Most of the time today, we see fuses in small electric devices, but seldomly in a home. How ever some older homes have fuses that look like this.

A circuit breaker is an automatically operated electrical switch designed to protect an electrical circuit from damage caused by excess current from an overload or short circuit. Its basic function is to interrupt current flow after a fault is detected. Unlike a fuse, which operates once and then must be replaced, a circuit breaker can be reset (either manually or automatically) to resume normal operation. Circuit Breaker

Today most living spaces use circuit breakers. They are better than fuses because they can be reset once the short is removed, instead of needing replacement.
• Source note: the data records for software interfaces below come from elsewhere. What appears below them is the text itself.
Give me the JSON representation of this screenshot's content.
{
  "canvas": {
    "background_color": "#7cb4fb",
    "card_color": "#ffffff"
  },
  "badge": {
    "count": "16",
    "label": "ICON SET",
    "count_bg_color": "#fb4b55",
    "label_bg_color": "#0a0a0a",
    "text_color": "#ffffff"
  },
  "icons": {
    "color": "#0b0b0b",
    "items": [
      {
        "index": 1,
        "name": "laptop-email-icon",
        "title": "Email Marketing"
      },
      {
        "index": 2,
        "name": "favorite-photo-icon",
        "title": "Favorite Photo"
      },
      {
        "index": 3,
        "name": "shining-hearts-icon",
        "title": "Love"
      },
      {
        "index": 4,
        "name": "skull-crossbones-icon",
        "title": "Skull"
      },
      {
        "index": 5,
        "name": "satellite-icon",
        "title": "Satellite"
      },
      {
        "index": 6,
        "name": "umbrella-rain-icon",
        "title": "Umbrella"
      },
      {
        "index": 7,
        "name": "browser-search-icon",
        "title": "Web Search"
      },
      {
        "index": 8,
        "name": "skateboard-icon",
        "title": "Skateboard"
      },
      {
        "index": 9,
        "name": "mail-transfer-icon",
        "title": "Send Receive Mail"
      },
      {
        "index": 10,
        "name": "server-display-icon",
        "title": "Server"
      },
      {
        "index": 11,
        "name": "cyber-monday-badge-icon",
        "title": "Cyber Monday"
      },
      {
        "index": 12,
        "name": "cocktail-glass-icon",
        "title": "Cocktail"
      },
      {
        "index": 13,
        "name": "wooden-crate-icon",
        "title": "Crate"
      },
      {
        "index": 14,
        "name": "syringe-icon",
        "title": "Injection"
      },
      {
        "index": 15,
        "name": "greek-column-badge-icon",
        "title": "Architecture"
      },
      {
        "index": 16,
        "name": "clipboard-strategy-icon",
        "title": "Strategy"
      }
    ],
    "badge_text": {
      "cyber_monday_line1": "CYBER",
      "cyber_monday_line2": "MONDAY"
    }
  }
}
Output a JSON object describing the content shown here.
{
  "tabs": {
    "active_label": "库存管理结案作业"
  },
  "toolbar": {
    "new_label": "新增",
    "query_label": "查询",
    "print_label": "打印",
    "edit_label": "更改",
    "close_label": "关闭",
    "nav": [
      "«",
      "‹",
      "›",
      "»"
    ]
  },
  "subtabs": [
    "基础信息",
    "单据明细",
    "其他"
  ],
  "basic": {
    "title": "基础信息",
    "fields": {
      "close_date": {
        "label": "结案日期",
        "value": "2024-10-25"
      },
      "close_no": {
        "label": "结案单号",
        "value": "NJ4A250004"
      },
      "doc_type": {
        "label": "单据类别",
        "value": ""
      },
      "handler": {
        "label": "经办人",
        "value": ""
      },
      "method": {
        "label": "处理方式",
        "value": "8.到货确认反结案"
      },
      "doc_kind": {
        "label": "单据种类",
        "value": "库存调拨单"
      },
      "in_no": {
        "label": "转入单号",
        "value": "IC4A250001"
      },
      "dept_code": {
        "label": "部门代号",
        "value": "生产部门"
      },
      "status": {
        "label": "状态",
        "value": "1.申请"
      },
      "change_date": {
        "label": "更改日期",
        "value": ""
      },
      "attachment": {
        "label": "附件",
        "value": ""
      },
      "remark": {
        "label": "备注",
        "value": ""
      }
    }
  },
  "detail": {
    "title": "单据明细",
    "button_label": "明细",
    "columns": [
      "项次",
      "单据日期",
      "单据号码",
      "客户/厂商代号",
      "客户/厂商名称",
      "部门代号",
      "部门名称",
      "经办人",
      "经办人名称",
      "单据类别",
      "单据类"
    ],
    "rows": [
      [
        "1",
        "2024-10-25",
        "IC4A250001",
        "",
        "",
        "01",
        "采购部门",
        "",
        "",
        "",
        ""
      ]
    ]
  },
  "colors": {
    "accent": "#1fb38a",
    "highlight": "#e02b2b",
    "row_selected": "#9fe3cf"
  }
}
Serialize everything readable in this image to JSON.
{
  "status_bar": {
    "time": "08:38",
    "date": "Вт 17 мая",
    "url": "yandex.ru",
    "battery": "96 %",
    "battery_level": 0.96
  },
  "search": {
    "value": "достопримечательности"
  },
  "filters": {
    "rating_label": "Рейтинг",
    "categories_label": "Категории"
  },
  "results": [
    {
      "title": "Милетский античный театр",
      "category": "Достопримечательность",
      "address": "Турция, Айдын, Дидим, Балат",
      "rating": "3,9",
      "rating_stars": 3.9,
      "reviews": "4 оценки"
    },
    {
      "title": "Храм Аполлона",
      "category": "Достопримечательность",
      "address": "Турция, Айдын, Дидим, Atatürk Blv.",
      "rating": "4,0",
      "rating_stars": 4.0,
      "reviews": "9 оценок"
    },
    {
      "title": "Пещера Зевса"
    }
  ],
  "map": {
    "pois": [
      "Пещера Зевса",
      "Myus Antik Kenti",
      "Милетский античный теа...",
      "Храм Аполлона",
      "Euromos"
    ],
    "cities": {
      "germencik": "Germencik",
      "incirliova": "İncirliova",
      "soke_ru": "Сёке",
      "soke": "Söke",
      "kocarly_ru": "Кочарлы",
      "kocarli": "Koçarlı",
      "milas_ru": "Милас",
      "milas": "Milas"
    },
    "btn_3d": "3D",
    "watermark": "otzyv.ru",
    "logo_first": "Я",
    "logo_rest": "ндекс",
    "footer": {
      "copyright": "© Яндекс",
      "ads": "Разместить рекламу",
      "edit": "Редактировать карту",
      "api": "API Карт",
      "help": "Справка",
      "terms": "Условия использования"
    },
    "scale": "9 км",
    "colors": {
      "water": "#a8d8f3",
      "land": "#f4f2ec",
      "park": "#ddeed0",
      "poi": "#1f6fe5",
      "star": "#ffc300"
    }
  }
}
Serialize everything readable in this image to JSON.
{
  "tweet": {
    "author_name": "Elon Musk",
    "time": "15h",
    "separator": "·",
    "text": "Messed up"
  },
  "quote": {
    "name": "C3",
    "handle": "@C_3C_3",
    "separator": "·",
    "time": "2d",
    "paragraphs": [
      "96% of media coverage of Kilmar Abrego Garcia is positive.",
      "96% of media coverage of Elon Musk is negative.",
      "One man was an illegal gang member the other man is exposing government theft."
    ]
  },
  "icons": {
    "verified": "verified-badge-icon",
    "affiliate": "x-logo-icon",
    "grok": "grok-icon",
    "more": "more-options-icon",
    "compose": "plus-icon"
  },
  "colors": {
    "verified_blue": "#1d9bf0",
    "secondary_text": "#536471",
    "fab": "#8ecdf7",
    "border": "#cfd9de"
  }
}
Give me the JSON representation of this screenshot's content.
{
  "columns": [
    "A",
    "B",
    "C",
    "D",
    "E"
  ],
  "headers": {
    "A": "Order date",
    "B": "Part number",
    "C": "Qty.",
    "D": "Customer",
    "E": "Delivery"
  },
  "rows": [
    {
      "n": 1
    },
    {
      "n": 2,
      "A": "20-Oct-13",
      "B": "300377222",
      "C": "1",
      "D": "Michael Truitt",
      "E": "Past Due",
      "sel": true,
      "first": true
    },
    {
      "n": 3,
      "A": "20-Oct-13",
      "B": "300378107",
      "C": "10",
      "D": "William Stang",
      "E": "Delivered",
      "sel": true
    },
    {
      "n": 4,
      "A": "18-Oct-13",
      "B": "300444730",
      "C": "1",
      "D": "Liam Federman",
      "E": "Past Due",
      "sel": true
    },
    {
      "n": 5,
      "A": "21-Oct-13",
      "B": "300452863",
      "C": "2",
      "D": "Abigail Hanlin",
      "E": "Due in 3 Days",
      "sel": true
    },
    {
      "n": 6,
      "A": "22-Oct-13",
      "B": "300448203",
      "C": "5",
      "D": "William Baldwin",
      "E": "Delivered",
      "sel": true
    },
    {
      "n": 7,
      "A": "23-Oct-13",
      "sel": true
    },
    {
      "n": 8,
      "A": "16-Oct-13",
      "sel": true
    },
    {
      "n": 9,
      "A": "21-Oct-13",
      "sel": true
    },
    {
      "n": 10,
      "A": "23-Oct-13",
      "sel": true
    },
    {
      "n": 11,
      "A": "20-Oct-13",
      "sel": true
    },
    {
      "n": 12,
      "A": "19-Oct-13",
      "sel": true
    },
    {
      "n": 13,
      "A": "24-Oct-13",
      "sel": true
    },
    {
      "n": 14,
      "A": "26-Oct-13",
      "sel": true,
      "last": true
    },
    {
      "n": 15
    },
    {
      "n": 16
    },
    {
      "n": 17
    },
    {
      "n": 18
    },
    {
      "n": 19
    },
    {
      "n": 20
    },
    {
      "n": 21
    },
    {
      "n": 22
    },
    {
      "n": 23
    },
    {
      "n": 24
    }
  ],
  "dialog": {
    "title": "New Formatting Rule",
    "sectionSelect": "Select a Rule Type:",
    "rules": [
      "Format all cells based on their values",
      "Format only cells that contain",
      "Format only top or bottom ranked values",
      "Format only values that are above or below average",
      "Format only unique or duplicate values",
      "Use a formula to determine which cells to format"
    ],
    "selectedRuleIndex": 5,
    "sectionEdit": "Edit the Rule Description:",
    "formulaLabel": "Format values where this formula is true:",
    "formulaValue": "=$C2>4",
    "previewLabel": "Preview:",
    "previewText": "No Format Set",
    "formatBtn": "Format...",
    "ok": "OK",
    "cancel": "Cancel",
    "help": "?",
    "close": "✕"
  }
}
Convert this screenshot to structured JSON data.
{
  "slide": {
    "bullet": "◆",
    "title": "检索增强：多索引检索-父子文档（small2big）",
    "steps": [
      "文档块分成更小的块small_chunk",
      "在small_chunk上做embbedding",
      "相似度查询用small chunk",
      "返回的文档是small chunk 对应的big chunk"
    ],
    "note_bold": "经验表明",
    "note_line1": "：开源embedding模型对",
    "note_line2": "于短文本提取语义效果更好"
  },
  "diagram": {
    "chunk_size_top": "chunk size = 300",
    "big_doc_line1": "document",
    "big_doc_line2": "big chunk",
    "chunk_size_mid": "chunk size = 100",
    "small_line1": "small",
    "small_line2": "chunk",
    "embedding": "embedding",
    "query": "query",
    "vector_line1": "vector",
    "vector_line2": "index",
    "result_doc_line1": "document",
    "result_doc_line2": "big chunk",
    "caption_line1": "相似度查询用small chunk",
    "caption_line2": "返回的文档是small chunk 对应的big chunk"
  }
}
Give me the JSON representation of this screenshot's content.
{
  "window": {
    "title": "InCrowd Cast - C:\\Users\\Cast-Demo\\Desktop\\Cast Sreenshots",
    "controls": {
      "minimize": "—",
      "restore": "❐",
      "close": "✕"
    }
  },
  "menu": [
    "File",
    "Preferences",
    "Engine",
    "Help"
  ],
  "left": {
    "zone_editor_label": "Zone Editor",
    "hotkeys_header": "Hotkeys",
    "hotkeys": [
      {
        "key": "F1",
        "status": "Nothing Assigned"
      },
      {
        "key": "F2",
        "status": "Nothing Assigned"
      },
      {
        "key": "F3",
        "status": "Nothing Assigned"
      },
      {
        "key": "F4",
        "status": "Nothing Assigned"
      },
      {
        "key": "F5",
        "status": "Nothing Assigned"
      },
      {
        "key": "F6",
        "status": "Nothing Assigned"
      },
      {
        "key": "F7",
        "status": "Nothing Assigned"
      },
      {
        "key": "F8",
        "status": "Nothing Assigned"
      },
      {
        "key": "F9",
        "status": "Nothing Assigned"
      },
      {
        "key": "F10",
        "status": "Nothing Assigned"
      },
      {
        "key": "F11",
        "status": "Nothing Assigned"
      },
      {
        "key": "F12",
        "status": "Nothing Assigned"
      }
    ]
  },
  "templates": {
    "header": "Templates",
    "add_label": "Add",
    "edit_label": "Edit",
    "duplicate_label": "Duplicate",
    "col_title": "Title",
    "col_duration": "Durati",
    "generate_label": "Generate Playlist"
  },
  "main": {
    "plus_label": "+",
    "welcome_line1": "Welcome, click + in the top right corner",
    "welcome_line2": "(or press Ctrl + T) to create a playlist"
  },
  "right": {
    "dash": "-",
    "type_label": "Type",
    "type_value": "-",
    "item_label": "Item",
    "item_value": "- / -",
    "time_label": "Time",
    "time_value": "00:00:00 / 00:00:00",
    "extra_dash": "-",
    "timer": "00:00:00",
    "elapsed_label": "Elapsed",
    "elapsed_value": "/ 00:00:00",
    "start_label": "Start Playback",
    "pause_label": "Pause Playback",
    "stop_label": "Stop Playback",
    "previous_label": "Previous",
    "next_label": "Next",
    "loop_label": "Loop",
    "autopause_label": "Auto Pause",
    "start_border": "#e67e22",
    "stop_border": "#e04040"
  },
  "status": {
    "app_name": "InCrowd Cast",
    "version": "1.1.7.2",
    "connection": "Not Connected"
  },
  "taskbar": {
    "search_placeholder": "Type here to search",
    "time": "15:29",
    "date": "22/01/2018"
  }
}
North American distribution boards are typically housed in sheet metal enclosures, with the circuit breakers positioned in two columns operable from the front. Some panelboards are provided with a door covering the breaker switch handles, but all are constructed with a dead front; that is to say the front of the enclosure (whether it has a door or not) prevents the operator of the circuit breakers from contacting live electrical parts within. Busbars carry the current from incoming line (hot) conductors to the breakers, which are secured to the bus with either a bolt-on connection (using a threaded screw) or a plug-in connection using a retaining clip. distribution board (also known as panelboard, breaker panel, or electric panel)

This is where the electricity from the outside is distributed to different parts of the house or apartment. The circuit breakers connect from a common power bus to individual wires in the house.

Lets have a look at a circuit panel with the cover removed.

We are now going to consult a couple of interesting web pages I found while I explain some things using the drawings on the pages.

I want you to understand a little about phases. The purpose is to see how we get 120 and 208 voltage in the house.

What is 3-phase electric/ Power transmission from generator to end user

Now that we see how we get our electricity lets talk about how we measure electricity. There are a few basic ideas needed.

So we now see that 1 amp is a specific measure of electron flow.

So basically voltage is the pressure that makes the atoms move and amps is a measure of the number of electrons.

Now we the explanation for most of the terms we need to understand electricity. But there are a few more terms and then some math to round things out.

OK, lets step back and discuss how the terms relate to each other.

The concept of a watt is the amount of electrical work done. It is measured in Watts. We can calculate watts by multiplying the Voltage by the amperage.

**Watt = Volts X Amps**

You have probably heard the term from your electric company of Kilowatt hour {kWh). Con Edison defines it as

We measure your electricity by how many kilowatt hours (kWh) you use. One kWh will light a 100 watt bulb for 10 hours.

When we want to restrict the flow of amps through a device we use a resistance. This can be in the form of a device the slows down the flow of electrons as in an incandescent light. Or it can be resisting the flow of electrons by producing work, such as a motor. Resistance is measured in Ohms

**Ohms = Voltage / amps**

For example if a light is 40 watts, and the voltage is 120 volts. Can we find the amount of amps needed?

**Watts = volts X Amps** or **Amps = watts / volts**

40 watts / 120 volts = 0.33 amps

Now that we know the voltage and the amps we can figure out the resistance of the 40 watt bulb by

**Ohms = Volts / amps**

Suppose we know the voltage is 120 volts, and the current is 0.33 amps. What is the resistance?

120 volts / 0.33 amps = 363.63 Ohms

Now lets check our work by seeing if the values match

**Volts = amps X ohms**

0.33 amps X 363 ohms = 119.73 volts

Pretty close. We will return to some of these terms when we discuss the wiring in the home and troubleshooting.

Written by John F. Moore

Last Revised: Thu 08 Oct 2020 08:11:48 PM EDT

This work is licensed under a Creative Commons Attribution-NonCommercial-ShareAlike 3.0 Unported License.